Apricot

 

 

 The apricot is a species of prunus, first cultivated in China and Western Asia. Chinese consider it the symbol of education and medicine, since Confucius named it to his students. Australians use it as an aphrodisiac, as crushed and applied on the erogenous zones. English say that dreaming of apricots brings good luck.

This small tree (4-12 m tall), with oval leaves (5–9 cm long and 4–8 cm wide) and white-pinkish flowers gives birth in spring to yellow and orange fruits, with pubescent external surface and a single seed closed in a stony shell.

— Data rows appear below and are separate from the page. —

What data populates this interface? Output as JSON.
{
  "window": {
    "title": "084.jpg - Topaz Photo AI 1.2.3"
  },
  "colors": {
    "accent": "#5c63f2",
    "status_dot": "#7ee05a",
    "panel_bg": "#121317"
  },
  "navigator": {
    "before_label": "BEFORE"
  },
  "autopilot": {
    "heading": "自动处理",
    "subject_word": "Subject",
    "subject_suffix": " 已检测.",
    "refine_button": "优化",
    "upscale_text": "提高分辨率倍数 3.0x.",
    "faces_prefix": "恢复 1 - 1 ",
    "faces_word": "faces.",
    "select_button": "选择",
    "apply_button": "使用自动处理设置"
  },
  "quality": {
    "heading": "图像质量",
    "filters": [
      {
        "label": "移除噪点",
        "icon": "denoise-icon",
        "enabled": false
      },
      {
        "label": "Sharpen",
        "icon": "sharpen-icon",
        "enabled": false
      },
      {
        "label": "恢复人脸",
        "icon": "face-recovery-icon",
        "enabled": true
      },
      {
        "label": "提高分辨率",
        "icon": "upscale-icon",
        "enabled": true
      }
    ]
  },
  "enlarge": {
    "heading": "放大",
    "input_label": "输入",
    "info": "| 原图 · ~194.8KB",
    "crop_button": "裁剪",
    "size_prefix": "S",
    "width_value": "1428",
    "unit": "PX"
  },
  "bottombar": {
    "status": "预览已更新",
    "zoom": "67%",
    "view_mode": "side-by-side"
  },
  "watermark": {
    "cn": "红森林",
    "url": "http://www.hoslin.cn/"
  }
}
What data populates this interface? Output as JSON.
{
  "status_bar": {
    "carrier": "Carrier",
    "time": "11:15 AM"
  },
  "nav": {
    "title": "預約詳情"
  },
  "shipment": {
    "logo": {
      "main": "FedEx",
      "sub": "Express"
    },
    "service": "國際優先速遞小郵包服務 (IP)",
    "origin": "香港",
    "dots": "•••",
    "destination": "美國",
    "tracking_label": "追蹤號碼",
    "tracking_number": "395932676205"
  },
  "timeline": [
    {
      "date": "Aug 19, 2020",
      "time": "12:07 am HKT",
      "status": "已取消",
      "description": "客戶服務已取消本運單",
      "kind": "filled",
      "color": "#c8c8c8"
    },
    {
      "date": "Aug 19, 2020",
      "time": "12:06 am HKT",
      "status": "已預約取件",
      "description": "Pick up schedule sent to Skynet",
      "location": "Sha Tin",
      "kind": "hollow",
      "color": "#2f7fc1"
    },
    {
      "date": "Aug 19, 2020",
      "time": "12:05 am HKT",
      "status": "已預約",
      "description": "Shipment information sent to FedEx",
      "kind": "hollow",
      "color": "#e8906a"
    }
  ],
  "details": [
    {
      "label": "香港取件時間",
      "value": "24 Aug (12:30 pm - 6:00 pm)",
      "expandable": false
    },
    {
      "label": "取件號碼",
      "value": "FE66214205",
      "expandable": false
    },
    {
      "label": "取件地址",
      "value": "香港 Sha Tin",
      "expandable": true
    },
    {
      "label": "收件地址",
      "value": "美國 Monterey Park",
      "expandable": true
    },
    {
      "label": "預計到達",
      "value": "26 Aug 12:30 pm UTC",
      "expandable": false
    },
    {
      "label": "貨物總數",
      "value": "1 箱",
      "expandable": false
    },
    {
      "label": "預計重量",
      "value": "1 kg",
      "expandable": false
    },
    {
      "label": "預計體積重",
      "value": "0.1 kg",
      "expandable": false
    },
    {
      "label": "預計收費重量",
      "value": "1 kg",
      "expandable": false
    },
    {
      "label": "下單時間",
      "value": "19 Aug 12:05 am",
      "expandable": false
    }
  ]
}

Although they are considered subtropical plants and they bear temperatures under -30 C, it is extremely risky to grow them up in the personal garden without professional guidance because they tent to flower very early in spring, so spring frosts may affect the tree’s life.

Not only that these fruits taste delicious, but they produce health benefits as well: Cyanogenic glycosides contained in seeds are an excellent alternative treatment for cancer, vitamin A and C are important in the correcting disequilibrium in immunity system and protecting the eyesight. They are also a good source of potassium, calcium and phosphorus.

Worldwide there are more than 1900 tones of apricots produced per year, and the leader in producing and commercialize them is Turkey.